+++ DATA EXCERPTS

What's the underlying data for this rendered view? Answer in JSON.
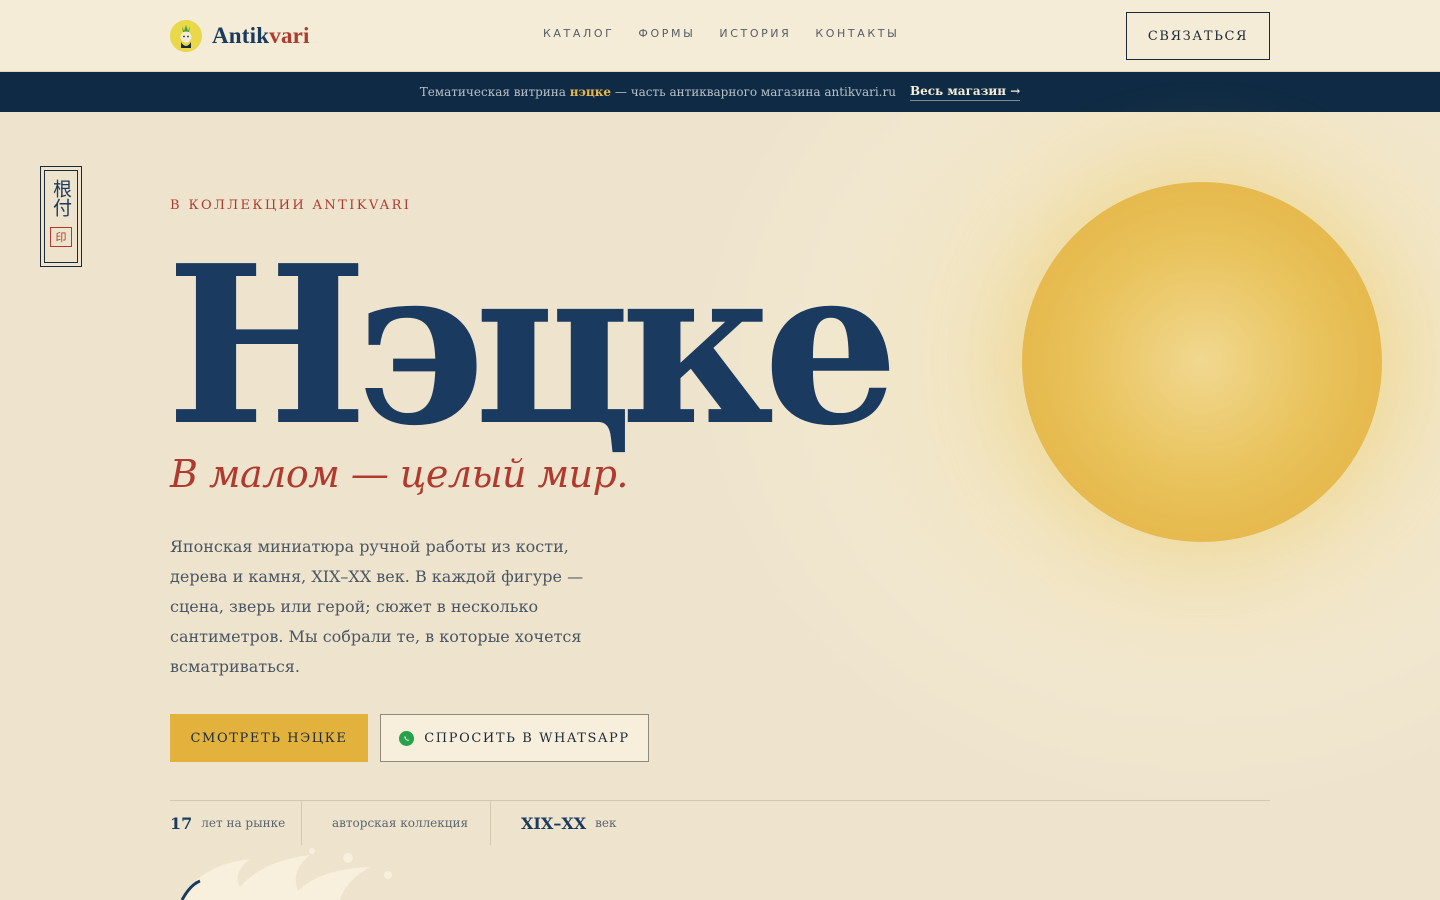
{
  "header": {
    "logo": {
      "text_main": "Antik",
      "text_accent": "vari"
    },
    "nav": [
      "КАТАЛОГ",
      "ФОРМЫ",
      "ИСТОРИЯ",
      "КОНТАКТЫ"
    ],
    "contact_label": "СВЯЗАТЬСЯ"
  },
  "banner": {
    "text_before": "Тематическая витрина",
    "highlight": "нэцке",
    "text_after": "— часть антикварного магазина antikvari.ru",
    "link_label": "Весь магазин →"
  },
  "hero": {
    "seal": {
      "kanji": "根付",
      "stamp": "印"
    },
    "eyebrow": "В КОЛЛЕКЦИИ ANTIKVARI",
    "title": "Нэцке",
    "subtitle": "В малом — целый мир.",
    "description": "Японская миниатюра ручной работы из кости, дерева и камня, XIX–XX век. В каждой фигуре — сцена, зверь или герой; сюжет в несколько сантиметров. Мы собрали те, в которые хочется всматриваться.",
    "primary_button": "СМОТРЕТЬ НЭЦКЕ",
    "secondary_button": "СПРОСИТЬ В WHATSAPP",
    "stats": [
      {
        "value": "17",
        "label": "лет на рынке"
      },
      {
        "value": "",
        "label": "авторская коллекция"
      },
      {
        "value": "XIX–XX",
        "label": "век"
      }
    ]
  },
  "colors": {
    "navy": "#1a3a5f",
    "red": "#b03a2e",
    "gold": "#e3b23c",
    "banner_bg": "#0f2a44",
    "page_bg": "#f2e8cf"
  },
  "icons": [
    "logo-mascot-icon",
    "whatsapp-icon",
    "sun-decoration",
    "wave-decoration"
  ]
}
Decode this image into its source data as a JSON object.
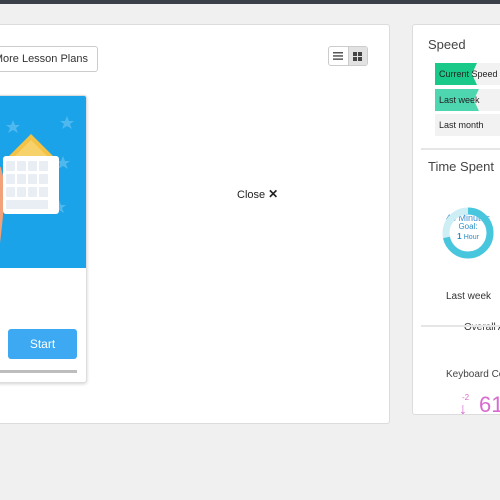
{
  "toolbar": {
    "more_lesson_plans": "More Lesson Plans",
    "view_list_icon": "list-view-icon",
    "view_grid_icon": "grid-view-icon"
  },
  "lesson_card": {
    "start_label": "Start",
    "image_icon": "keyboard-hands-illustration",
    "accent": "#1aa3e8",
    "button_color": "#3ca9f2"
  },
  "overlay": {
    "close_label": "Close",
    "close_glyph": "✕"
  },
  "sidebar": {
    "speed": {
      "title": "Speed",
      "rows": [
        {
          "label": "Current Speed",
          "color": "#19c98a"
        },
        {
          "label": "Last week",
          "color": "#4ed6b0"
        },
        {
          "label": "Last month",
          "color": "#f2f2f2"
        }
      ]
    },
    "time_spent": {
      "title": "Time Spent",
      "minutes": "43 Minutes",
      "goal_label": "Goal:",
      "goal_value": "1",
      "goal_unit": "Hour",
      "period": "Last week",
      "overall": "Overall A",
      "ring_color": "#47c6dd"
    },
    "keyboard": {
      "title": "Keyboard Co",
      "delta": "-2",
      "value": "61",
      "color": "#d86bd0"
    }
  }
}
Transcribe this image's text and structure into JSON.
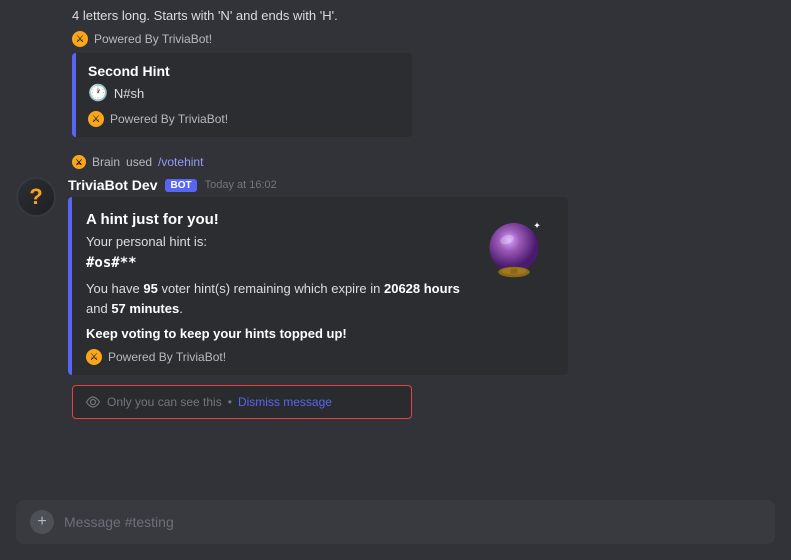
{
  "topMessage": {
    "text": "4 letters long. Starts with 'N' and ends with 'H'.",
    "footer": "Powered By TriviaBot!"
  },
  "secondHint": {
    "title": "Second Hint",
    "hint": "N#sh",
    "footer": "Powered By TriviaBot!"
  },
  "commandLine": {
    "user": "Brain",
    "action": "used",
    "command": "/votehint"
  },
  "bot": {
    "name": "TriviaBot Dev",
    "badge": "BOT",
    "timestamp": "Today at 16:02"
  },
  "hintEmbed": {
    "title": "A hint just for you!",
    "subtitle": "Your personal hint is:",
    "code": "#os#**",
    "body1": "You have ",
    "count": "95",
    "body2": " voter hint(s) remaining which expire in ",
    "hours": "20628 hours",
    "body3": " and ",
    "minutes": "57 minutes",
    "body4": ".",
    "cta": "Keep voting to keep your hints topped up!",
    "footer": "Powered By TriviaBot!"
  },
  "dismissMessage": {
    "text": "Only you can see this",
    "separator": "•",
    "linkText": "Dismiss message"
  },
  "inputBar": {
    "placeholder": "Message #testing"
  }
}
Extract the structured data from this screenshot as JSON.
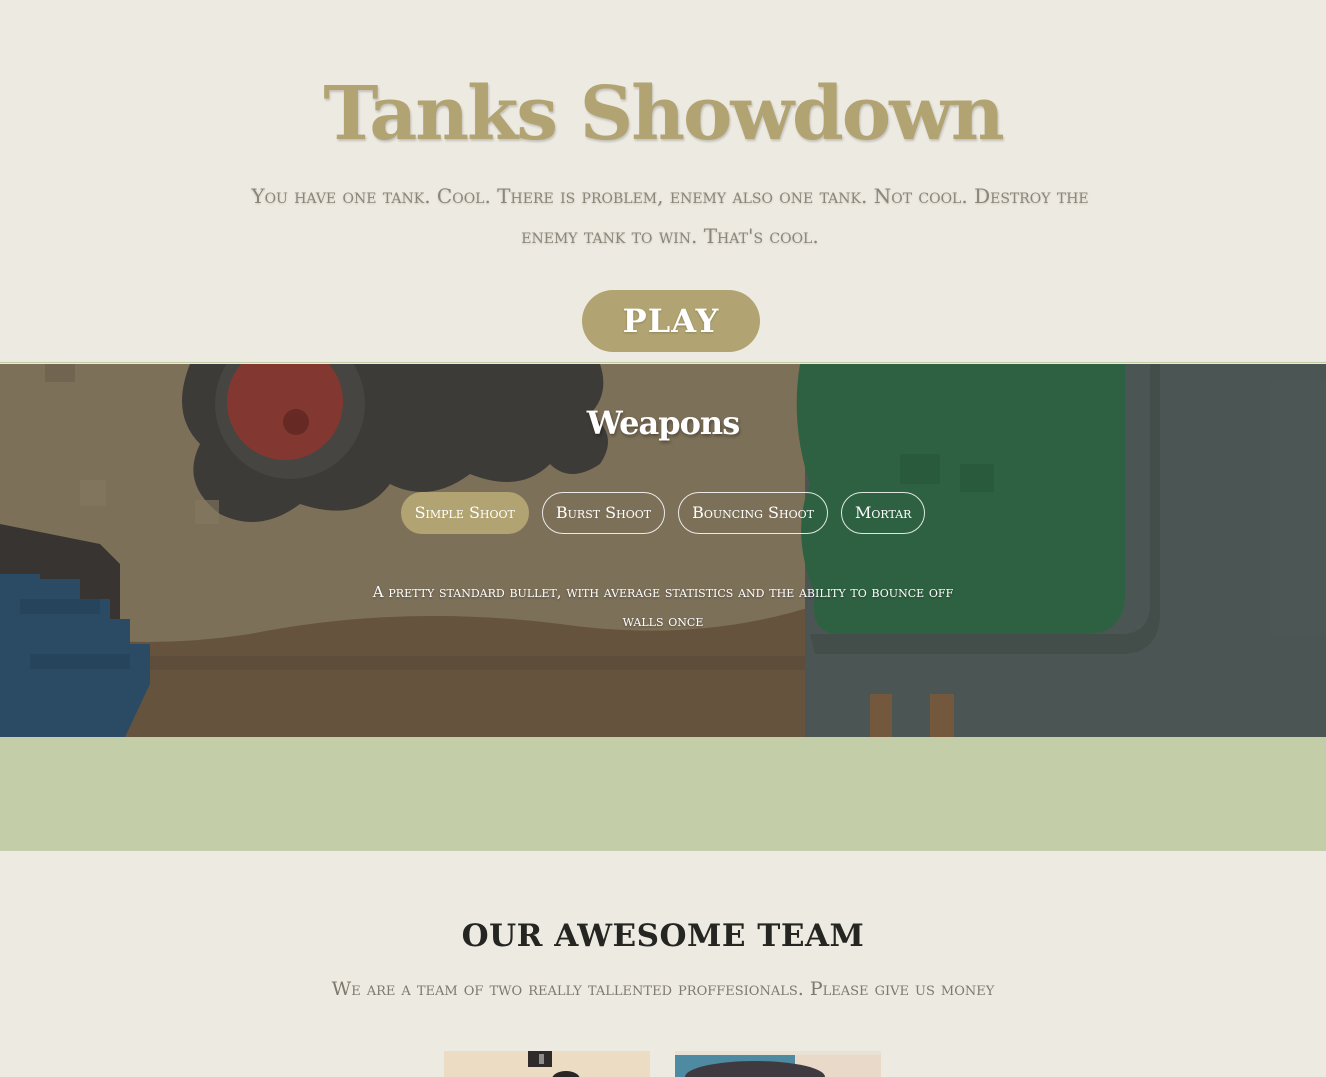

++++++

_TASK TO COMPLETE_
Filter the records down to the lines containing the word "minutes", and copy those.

_SOLUTION BELOW_
      "minutes": "43 Minutes",
    "minutes": "57 minutes",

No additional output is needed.